╭─ Data listing

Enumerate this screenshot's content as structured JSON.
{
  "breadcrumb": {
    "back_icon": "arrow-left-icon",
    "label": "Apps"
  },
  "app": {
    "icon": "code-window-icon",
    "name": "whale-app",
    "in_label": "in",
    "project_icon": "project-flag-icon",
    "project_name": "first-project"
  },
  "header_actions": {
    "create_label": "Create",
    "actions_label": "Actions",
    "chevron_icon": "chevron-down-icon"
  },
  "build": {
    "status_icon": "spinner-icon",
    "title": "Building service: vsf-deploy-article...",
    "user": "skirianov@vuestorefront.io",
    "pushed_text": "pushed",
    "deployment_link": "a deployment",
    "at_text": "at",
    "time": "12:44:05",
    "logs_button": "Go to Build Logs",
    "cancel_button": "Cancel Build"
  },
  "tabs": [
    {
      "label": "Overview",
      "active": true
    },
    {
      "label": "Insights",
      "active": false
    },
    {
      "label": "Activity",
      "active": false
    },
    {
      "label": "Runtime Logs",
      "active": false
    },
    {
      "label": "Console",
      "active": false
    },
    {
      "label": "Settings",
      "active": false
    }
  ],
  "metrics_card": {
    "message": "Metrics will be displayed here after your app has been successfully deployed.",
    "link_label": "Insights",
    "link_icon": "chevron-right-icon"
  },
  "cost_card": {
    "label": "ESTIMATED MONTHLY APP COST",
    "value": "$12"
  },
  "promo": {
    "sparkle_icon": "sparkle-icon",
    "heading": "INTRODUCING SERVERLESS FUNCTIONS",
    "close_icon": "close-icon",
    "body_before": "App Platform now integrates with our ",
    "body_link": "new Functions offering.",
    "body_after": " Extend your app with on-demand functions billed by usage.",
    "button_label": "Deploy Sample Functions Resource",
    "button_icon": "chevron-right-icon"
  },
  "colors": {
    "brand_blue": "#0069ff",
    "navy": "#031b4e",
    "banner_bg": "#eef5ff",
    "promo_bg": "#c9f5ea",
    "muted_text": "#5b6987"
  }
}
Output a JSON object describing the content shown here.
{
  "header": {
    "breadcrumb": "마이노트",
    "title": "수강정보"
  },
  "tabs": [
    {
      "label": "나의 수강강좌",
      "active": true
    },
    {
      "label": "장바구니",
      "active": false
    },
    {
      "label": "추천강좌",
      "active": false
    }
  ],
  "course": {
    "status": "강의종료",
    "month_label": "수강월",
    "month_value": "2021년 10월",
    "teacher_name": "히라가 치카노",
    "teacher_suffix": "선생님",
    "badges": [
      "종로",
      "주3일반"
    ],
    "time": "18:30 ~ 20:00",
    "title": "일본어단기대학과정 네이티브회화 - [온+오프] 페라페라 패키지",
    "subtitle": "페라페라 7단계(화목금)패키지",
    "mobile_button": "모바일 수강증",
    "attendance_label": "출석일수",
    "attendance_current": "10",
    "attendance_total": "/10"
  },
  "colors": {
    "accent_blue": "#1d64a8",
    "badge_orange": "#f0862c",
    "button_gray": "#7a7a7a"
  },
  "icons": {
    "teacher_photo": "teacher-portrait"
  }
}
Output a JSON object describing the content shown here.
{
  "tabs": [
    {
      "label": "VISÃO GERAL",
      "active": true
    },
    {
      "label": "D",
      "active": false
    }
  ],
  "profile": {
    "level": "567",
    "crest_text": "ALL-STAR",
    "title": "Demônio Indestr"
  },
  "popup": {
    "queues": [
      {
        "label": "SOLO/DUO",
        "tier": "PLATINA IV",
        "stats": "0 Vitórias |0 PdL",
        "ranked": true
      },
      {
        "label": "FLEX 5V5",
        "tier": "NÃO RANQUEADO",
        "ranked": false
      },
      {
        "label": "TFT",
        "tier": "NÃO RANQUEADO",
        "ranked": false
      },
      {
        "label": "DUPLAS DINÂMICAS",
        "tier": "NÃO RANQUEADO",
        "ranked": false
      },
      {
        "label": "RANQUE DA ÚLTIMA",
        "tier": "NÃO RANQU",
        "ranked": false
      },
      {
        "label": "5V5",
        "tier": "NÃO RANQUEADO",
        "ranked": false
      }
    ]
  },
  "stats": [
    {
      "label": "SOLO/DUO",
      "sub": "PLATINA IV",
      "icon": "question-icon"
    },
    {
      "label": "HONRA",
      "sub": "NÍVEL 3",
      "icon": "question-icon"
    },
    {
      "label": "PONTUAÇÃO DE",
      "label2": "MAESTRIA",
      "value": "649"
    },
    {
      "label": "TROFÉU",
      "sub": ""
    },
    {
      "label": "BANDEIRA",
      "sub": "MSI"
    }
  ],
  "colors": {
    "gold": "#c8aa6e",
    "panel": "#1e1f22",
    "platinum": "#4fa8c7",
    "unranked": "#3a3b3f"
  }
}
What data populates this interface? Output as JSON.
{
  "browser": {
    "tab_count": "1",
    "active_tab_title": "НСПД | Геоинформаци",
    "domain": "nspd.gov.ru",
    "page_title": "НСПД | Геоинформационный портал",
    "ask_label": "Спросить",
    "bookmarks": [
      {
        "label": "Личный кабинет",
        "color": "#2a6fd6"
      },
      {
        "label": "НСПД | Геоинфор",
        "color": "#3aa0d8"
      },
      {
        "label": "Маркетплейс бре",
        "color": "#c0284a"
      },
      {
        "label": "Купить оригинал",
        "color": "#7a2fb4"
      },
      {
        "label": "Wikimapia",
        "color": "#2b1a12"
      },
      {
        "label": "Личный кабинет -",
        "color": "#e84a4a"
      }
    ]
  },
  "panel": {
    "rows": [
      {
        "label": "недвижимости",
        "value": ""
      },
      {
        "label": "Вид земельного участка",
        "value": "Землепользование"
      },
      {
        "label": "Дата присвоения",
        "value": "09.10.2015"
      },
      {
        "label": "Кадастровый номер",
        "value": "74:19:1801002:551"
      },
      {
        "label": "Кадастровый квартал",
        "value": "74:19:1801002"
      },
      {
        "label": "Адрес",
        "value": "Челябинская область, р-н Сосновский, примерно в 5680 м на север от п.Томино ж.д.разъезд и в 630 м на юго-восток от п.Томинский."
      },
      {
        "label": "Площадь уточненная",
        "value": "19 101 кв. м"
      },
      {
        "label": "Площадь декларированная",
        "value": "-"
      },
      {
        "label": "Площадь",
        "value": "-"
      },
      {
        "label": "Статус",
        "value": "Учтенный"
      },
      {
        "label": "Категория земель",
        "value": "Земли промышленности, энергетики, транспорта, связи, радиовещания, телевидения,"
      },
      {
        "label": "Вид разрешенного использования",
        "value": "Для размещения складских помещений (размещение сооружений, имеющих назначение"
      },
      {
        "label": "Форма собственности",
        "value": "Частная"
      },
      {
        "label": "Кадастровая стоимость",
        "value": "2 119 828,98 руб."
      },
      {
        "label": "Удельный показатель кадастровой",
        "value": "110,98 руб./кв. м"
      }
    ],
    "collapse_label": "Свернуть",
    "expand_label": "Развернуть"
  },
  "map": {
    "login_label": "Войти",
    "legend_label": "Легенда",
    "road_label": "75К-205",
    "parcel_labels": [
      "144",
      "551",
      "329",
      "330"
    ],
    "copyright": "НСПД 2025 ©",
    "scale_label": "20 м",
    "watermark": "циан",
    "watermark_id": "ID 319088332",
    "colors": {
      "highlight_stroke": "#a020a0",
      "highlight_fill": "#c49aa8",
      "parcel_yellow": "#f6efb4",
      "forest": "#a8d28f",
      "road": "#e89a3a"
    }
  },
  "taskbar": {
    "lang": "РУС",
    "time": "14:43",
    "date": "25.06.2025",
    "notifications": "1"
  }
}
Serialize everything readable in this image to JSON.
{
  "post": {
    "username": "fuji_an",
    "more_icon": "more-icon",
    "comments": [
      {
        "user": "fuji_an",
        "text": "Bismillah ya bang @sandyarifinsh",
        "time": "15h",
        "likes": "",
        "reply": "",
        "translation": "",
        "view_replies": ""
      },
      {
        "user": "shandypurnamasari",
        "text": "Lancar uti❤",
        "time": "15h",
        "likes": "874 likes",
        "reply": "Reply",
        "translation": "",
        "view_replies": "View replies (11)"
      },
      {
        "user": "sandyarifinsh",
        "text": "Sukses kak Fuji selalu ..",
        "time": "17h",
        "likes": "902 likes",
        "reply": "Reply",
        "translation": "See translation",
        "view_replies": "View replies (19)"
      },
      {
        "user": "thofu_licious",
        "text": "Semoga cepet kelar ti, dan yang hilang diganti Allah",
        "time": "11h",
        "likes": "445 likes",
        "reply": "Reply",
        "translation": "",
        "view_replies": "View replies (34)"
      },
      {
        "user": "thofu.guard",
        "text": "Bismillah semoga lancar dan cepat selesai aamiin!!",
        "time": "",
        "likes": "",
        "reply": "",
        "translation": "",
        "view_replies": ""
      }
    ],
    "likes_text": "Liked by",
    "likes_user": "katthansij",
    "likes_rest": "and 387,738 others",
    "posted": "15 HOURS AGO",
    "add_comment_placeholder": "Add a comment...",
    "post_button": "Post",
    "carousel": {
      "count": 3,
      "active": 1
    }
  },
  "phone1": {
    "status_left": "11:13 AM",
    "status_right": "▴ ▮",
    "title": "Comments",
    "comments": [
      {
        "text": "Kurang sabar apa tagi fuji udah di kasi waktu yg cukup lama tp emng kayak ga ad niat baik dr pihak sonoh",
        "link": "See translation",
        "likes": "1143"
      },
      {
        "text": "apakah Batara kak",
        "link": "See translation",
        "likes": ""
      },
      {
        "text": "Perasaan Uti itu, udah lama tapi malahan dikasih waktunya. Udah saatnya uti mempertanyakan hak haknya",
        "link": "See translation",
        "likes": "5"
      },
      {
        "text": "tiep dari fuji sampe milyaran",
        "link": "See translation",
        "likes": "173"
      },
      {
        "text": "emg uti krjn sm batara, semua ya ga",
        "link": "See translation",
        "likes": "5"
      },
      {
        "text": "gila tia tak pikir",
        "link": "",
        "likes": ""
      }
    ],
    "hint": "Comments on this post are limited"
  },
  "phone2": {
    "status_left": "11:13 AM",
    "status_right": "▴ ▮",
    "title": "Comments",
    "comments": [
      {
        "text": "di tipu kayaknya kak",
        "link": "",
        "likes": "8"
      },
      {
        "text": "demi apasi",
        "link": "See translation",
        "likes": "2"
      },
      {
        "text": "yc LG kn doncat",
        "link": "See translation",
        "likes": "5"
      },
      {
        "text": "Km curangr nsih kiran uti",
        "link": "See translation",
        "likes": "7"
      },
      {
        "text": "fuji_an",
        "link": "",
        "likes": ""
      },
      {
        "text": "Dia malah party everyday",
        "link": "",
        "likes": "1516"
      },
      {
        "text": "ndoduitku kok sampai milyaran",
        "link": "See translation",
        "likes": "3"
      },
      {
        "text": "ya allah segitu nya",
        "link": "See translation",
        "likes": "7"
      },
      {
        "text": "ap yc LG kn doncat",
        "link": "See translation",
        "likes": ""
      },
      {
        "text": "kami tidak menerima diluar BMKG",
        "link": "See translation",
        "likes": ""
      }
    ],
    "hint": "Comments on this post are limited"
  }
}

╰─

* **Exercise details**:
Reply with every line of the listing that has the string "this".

* **Result below**:
Enumerate this screenshot's content as structured JSON.
What data populates this interface? Output as JSON.
Serialize everything readable in this image to JSON.
    "hint": "Comments on this post are limited"
    "hint": "Comments on this post are limited"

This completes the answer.